• What is being asked: Please copy out each line of the entries in which "JSON" appears.

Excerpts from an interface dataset
Segment Open

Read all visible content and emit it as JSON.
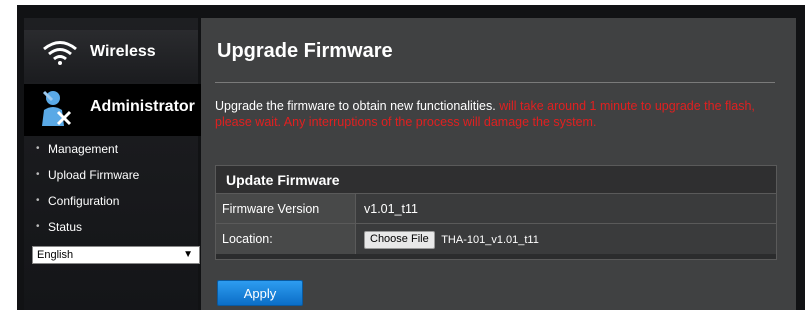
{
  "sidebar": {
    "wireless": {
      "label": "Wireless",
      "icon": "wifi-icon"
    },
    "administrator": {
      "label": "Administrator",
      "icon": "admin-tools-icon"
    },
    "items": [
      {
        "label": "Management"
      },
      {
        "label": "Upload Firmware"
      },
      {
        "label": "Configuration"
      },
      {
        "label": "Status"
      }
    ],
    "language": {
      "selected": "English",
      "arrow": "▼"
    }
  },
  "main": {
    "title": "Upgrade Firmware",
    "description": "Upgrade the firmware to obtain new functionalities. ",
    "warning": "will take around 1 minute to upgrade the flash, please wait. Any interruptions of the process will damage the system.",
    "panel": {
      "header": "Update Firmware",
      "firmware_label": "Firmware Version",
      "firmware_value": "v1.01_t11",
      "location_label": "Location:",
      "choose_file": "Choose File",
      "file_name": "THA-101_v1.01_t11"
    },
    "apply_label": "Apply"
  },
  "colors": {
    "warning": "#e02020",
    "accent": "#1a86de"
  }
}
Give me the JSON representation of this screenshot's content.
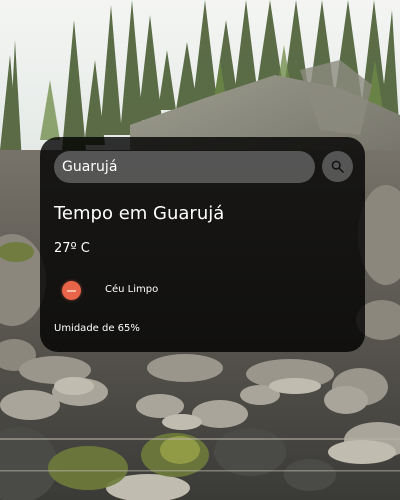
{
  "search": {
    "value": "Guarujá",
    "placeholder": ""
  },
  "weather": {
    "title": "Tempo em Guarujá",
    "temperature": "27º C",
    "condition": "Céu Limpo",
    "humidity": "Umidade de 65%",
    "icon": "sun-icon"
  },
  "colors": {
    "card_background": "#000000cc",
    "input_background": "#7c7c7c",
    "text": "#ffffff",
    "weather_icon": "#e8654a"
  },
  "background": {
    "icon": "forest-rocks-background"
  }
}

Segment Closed
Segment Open

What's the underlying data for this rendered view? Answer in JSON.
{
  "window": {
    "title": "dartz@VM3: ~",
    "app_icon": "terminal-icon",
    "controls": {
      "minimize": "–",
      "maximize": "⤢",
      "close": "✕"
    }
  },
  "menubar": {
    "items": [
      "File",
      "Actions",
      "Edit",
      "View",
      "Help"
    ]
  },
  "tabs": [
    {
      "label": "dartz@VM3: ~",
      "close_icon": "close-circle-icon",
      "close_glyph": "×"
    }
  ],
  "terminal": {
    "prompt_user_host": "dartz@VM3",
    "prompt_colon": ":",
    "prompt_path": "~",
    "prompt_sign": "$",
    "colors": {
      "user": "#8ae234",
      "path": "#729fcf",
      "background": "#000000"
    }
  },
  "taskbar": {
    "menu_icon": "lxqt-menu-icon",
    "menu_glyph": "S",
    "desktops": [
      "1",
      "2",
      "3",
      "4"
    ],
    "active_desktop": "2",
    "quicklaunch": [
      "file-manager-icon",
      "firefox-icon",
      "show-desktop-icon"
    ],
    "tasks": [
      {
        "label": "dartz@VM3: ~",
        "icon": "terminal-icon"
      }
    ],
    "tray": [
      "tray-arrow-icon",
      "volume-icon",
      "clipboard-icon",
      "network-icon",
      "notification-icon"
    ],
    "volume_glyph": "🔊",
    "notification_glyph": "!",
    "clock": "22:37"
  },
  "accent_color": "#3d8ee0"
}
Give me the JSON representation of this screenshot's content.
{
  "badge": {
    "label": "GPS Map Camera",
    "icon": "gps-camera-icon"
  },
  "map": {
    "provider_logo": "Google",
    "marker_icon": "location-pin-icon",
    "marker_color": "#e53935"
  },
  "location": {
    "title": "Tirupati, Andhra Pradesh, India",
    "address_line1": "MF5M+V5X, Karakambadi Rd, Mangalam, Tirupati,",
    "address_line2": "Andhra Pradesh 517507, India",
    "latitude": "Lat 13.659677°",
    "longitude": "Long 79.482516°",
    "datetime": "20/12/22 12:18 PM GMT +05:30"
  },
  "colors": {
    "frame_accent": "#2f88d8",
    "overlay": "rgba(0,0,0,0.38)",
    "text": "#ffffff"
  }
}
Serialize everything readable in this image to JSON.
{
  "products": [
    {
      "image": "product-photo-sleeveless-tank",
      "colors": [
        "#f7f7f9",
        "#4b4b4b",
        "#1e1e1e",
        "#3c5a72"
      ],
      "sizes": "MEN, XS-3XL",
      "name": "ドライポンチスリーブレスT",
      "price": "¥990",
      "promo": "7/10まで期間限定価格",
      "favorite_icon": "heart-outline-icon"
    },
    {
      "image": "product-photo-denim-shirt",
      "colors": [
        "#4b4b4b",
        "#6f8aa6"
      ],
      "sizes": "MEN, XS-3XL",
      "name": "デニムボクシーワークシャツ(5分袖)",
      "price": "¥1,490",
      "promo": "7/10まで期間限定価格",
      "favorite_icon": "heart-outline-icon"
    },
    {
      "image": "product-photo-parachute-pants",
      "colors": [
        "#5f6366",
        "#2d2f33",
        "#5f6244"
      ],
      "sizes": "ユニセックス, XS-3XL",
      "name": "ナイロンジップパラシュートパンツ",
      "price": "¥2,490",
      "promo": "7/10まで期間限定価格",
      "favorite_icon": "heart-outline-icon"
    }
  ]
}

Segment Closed

• Answer to this task:
Read all visible content and emit it as JSON.
Give me the JSON representation of this screenshot's content.
What's the underlying data for this rendered view? Answer in JSON.
Give me the JSON representation of this screenshot's content.
Serialize everything readable in this image to JSON.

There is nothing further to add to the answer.